   if(!app) {
      context.log('Initializing Firebase App');
      app = firebase.initializeApp(config);
   }
   var defaultAuth = app.auth();
   if(!_user){
      defaultAuth.signInAnonymously()
                 .catch(function(error) {
                    context.log('Anonymous login failed: ' + error.message);
                    context.done();
                 });
   }

   defaultAuth.onAuthStateChanged(function(user) {
   if (user) {
      _user = user;
      context.log('User is signed in. user uid: ' + _user.uid);
      var defaultDatabase = app.database().ref().child('requests').child(_user.uid).child('userRequests');
      mySbMsg['userName'] = 'Anonymous';
      defaultDatabase.push(mySbMsg)
                     .then(function() {
                          context.log('JavaScript ServiceBus queue trigger function processed message', mySbMsg);
                          context.done();
                     })
                     .catch(function(error) {
                          context.log('Synchronization failed');
                          context.done();
                      });
    } else {
       context.log('User is signed out.');
       context.done();
    }});
};

Configuring the environment

Before going further with the explanation of the function I want to explain first how to configure the Azure function to use Firebase node package. Let’s remember that this function is going to run in Azure serverless. That only means that we don’t have full control over our server but we still can run npm install  in the function app’s SCM (Kudu) command line interface in order to add packages to our app:

  1. Navigate to: https://<function_app_name&gt;.scm.azurewebsites.net.
  2. Click Debug Console > CMD.
  3. Navigate to D:\home\site\wwwroot\<function_name>.
  4. Run npm install firebase --save.

kudu

After doing this we will be able to import our Firebase library like this:

var firebase = require('firebase');

After that we can use our firebase object as we did before so let’s dive directly into our function so I can explain you what’s going on. First I use the method signInAnonymously under the object auth and this is because I need a logged in user to write in my database, don’t worry we didn’t talk about it yet but believe me I’m going to explain you more about database rules and authentication with Firebase.

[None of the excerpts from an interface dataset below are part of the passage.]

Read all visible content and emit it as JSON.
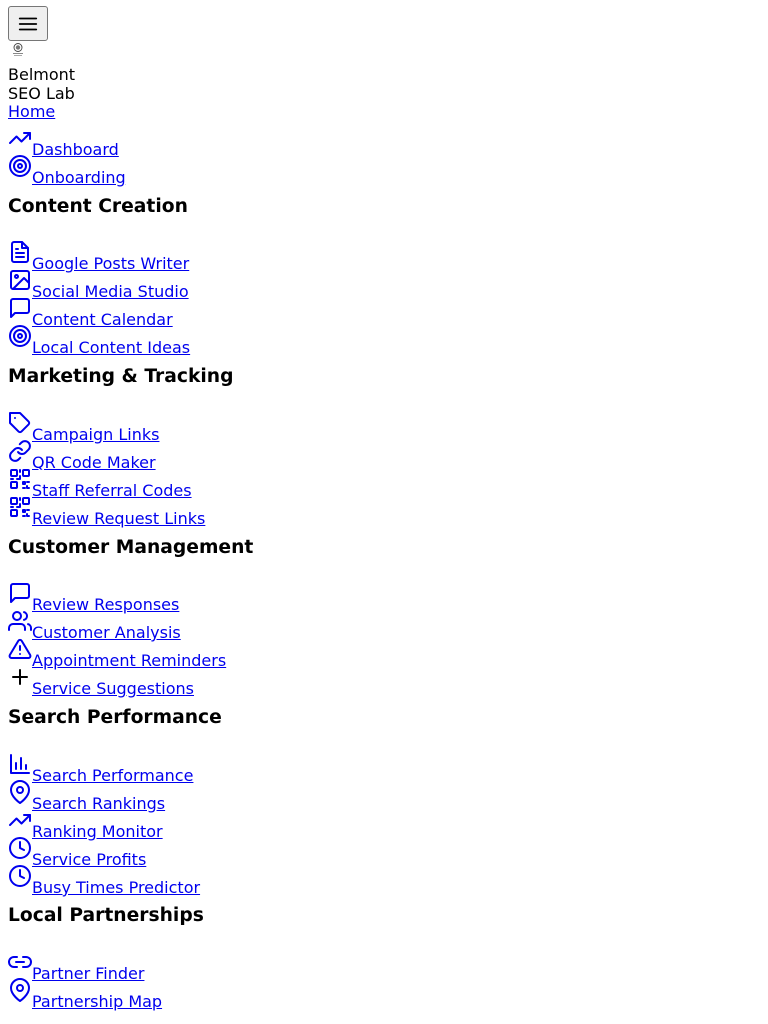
{
  "header": {
    "menu_icon": "hamburger-menu-icon",
    "logo_icon": "brand-logo-badge",
    "brand_line1": "Belmont",
    "brand_line2": "SEO Lab",
    "home_label": "Home"
  },
  "nav_top": {
    "dashboard": {
      "label": "Dashboard",
      "icon": "trending-up-icon"
    },
    "onboarding": {
      "label": "Onboarding",
      "icon": "target-icon"
    }
  },
  "content_creation": {
    "title": "Content Creation",
    "google_posts": {
      "label": "Google Posts Writer",
      "icon": "document-icon"
    },
    "social_media": {
      "label": "Social Media Studio",
      "icon": "image-icon"
    },
    "content_calendar": {
      "label": "Content Calendar",
      "icon": "message-square-icon"
    },
    "local_ideas": {
      "label": "Local Content Ideas",
      "icon": "target-icon"
    }
  },
  "marketing": {
    "title": "Marketing & Tracking",
    "campaign_links": {
      "label": "Campaign Links",
      "icon": "tag-icon"
    },
    "qr_code": {
      "label": "QR Code Maker",
      "icon": "link-icon"
    },
    "staff_referral": {
      "label": "Staff Referral Codes",
      "icon": "qr-code-icon"
    },
    "review_request": {
      "label": "Review Request Links",
      "icon": "qr-code-icon"
    }
  },
  "customer": {
    "title": "Customer Management",
    "review_responses": {
      "label": "Review Responses",
      "icon": "message-square-icon"
    },
    "customer_analysis": {
      "label": "Customer Analysis",
      "icon": "users-icon"
    },
    "appointment_reminders": {
      "label": "Appointment Reminders",
      "icon": "alert-triangle-icon"
    },
    "service_suggestions": {
      "label": "Service Suggestions",
      "icon": "plus-icon"
    }
  },
  "search": {
    "title": "Search Performance",
    "search_performance": {
      "label": "Search Performance",
      "icon": "bar-chart-icon"
    },
    "search_rankings": {
      "label": "Search Rankings",
      "icon": "map-pin-icon"
    },
    "ranking_monitor": {
      "label": "Ranking Monitor",
      "icon": "trending-up-icon"
    },
    "service_profits": {
      "label": "Service Profits",
      "icon": "clock-icon"
    },
    "busy_times": {
      "label": "Busy Times Predictor",
      "icon": "clock-icon"
    }
  },
  "partnerships": {
    "title": "Local Partnerships",
    "partner_finder": {
      "label": "Partner Finder",
      "icon": "link-icon"
    },
    "partnership_map": {
      "label": "Partnership Map",
      "icon": "map-pin-icon"
    }
  },
  "colors": {
    "link": "#0000ee",
    "text": "#000000",
    "button_bg": "#efefef",
    "button_border": "#767676"
  }
}
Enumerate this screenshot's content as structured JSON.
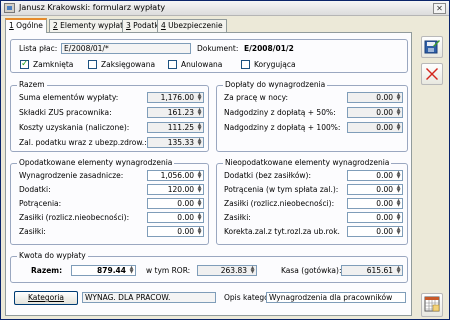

Then I use the object that I receive as parameter from my Azure Service Bus and directly store it in our database. During this week I’ll be posting about the other parts of this system so you can know more about Microsoft Bot Framework and Azure Service Bus

For more details of Azure Functions you can use this link.

For more details of NodeJs Azure Functions you can use this link.

For mode details of Firebase npm package us this link.

If you found this post useful please don’t forget to press the like button and share it. If you are in doubt don’t hesitate to ask a question and as always thank you for reading.